I’ve been wanting to visit the new Sungei Buloh Wetland Reserve extension since it was opened in December, and we finally did so today on a Saturday with nothing on our calendar. Bliss…
Unlike the original park, this extension features many boardwalks leading out to the sea, pods for viewing, and more opportunities to get up close with mudskippers.
There were no crowds. Perhaps the novelty has worn off, or maybe preparations for CNY are underway. We appreciated the space and thoroughly enjoyed our walk. I had been looking forward to this for a while, but the kids were less than enthusiastic. So it was to our surprise that we spent 2.5 hours there, walking and playing (them), and left only at 7pm when the gates were about to close. The weather was perfect. A light drizzle gave way to clear skies. Breezy with some sunlight. Could not have asked for a better day to go walking.

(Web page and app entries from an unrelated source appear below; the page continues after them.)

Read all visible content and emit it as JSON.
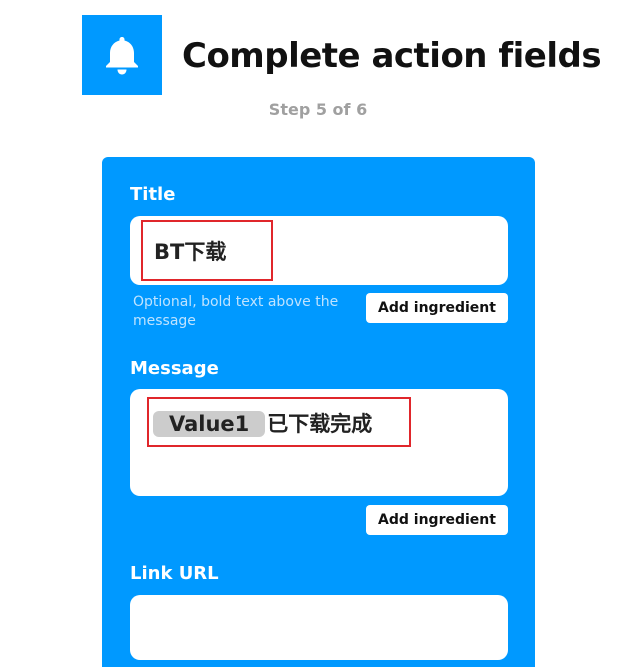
{
  "header": {
    "icon": "bell-icon",
    "title": "Complete action fields",
    "step": "Step 5 of 6"
  },
  "colors": {
    "accent": "#0099ff",
    "highlight": "#e0262b"
  },
  "form": {
    "title": {
      "label": "Title",
      "value": "BT下载",
      "helper": "Optional, bold text above the message",
      "button": "Add ingredient"
    },
    "message": {
      "label": "Message",
      "ingredient": "Value1",
      "value": "已下载完成",
      "button": "Add ingredient"
    },
    "link_url": {
      "label": "Link URL",
      "value": ""
    }
  }
}
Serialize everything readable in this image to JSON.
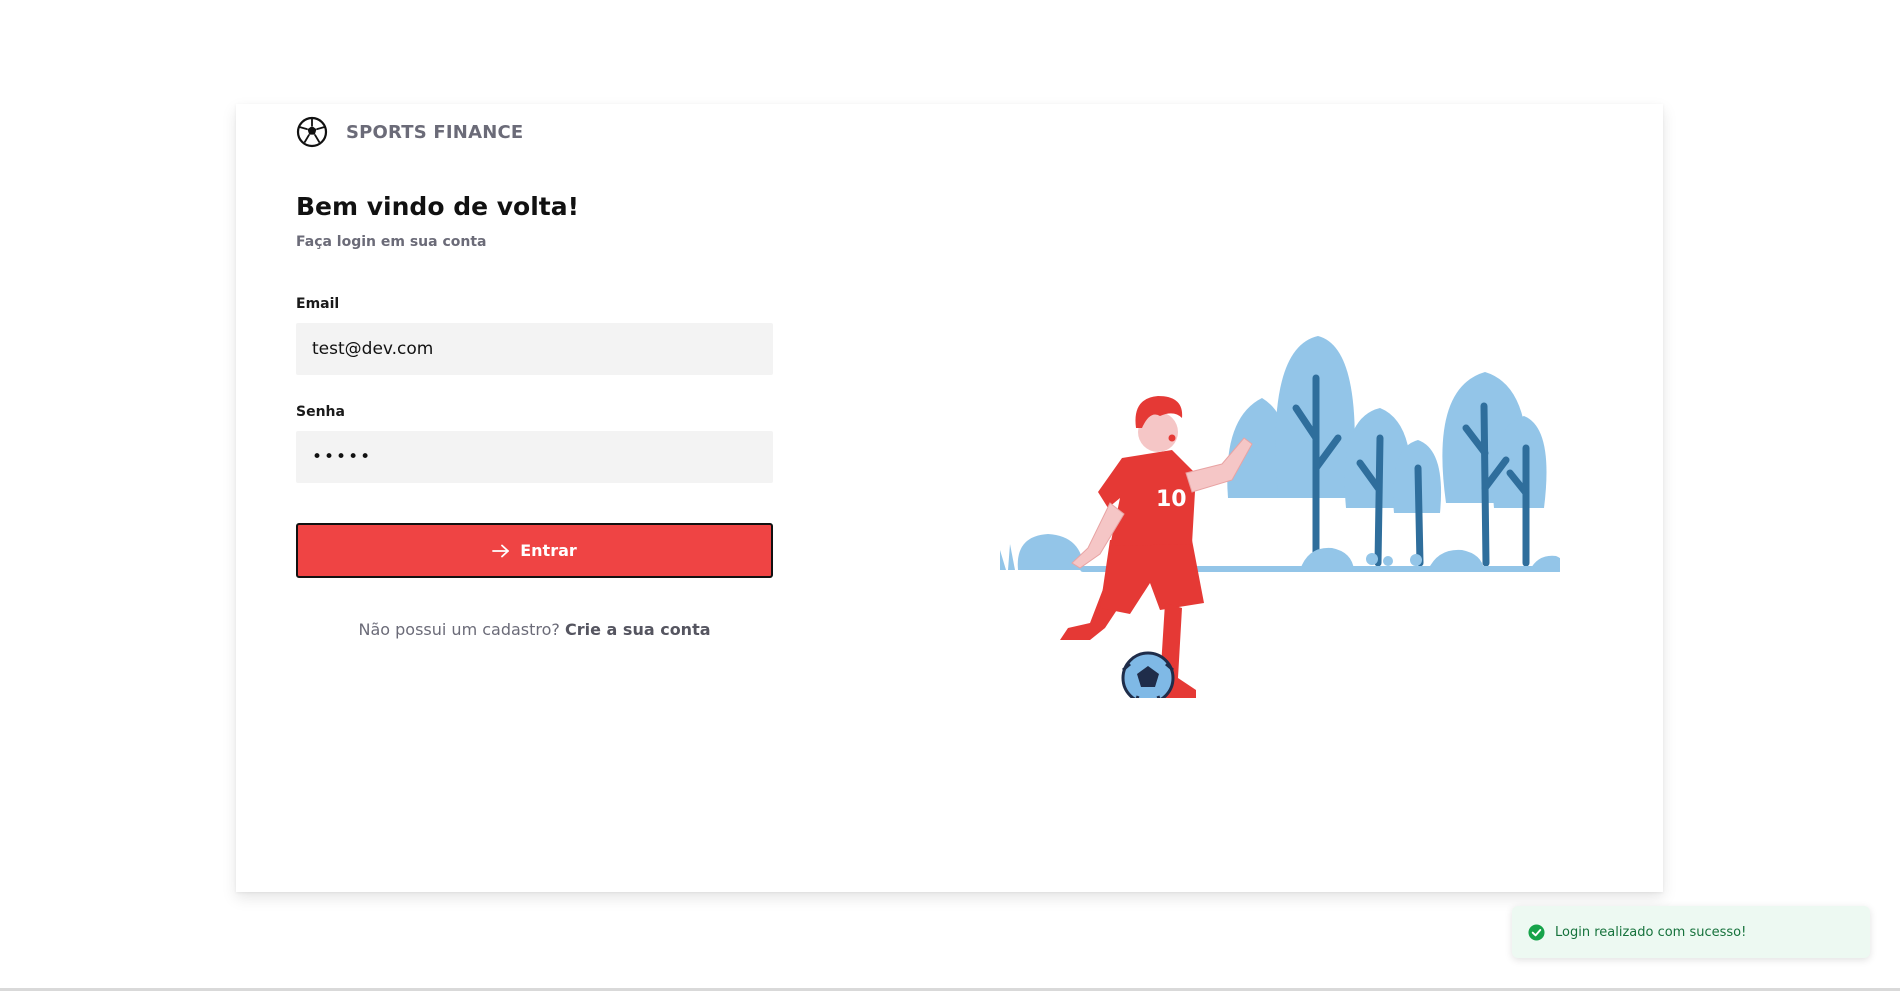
{
  "brand": {
    "name": "SPORTS FINANCE",
    "logo_icon": "soccer-ball-icon"
  },
  "login": {
    "title": "Bem vindo de volta!",
    "subtitle": "Faça login em sua conta",
    "email_label": "Email",
    "email_value": "test@dev.com",
    "password_label": "Senha",
    "password_value": "•••••",
    "submit_label": "Entrar",
    "submit_icon": "arrow-right-icon",
    "signup_prompt": "Não possui um cadastro?",
    "signup_link": "Crie a sua conta"
  },
  "toast": {
    "message": "Login realizado com sucesso!",
    "icon": "check-circle-icon",
    "status_color": "#16a34a"
  },
  "theme": {
    "accent": "#ef4444",
    "muted_text": "#6b6b78",
    "input_bg": "#f3f3f3",
    "tree_color": "#93c5e8",
    "trunk_color": "#2f6e9c"
  }
}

The round structure? It was called a pod, an elevated space for viewing. Shannon called it a cocoon – (she just finished learning about butterflies and their young in school). I thought it looked like an onion – (no surprises coming from the one who has to cook at home). Jason said it was a hot air balloon (the playful one), and their papa said it resembled a nest (the most practical and logical one!)
View from inside the pod.
We made our way through the six lookout spots and covered the whole trail in the more than 2 hours we spent there.
There were birdwatchers with binoculars and huge camera lenses. We stood alongside them with just our handy Canon camera and squinted into the sky, looking for birds.
We saw mostly eagles. But there were spiders aplenty. They built their intricate webs across big leaves. Beautiful piece of art…
The boardwalks reminded the kids of Chek Jawa, and more than once, they called out the similarities. But the ones here are not flat. They meander, go up and down, and are a lot more fun to walk.
Looking out from one of the pods. Picture by Jason.
This was one of the best parts of the walk. The tide was low and we walked across these roped bridges to get to the mudflats where we saw mudskippers. The darkened part is where the water level reaches when the tide comes in – I think.
Two different types of crabs we spotted – pictures by Jason. Horseshoe crab and something else.
They wondered if it was the same as the fiddler crabs we saw at Chek Jawa. I thought the colour was different.
So the walk and all was good. But for the kids, this might have been where they spent the most time.
The two play structures kept them busy for a good 45 minutes, and they reluctantly left only when they were thirsty, and we told them the park was about to close.
We’re already planning our next visit!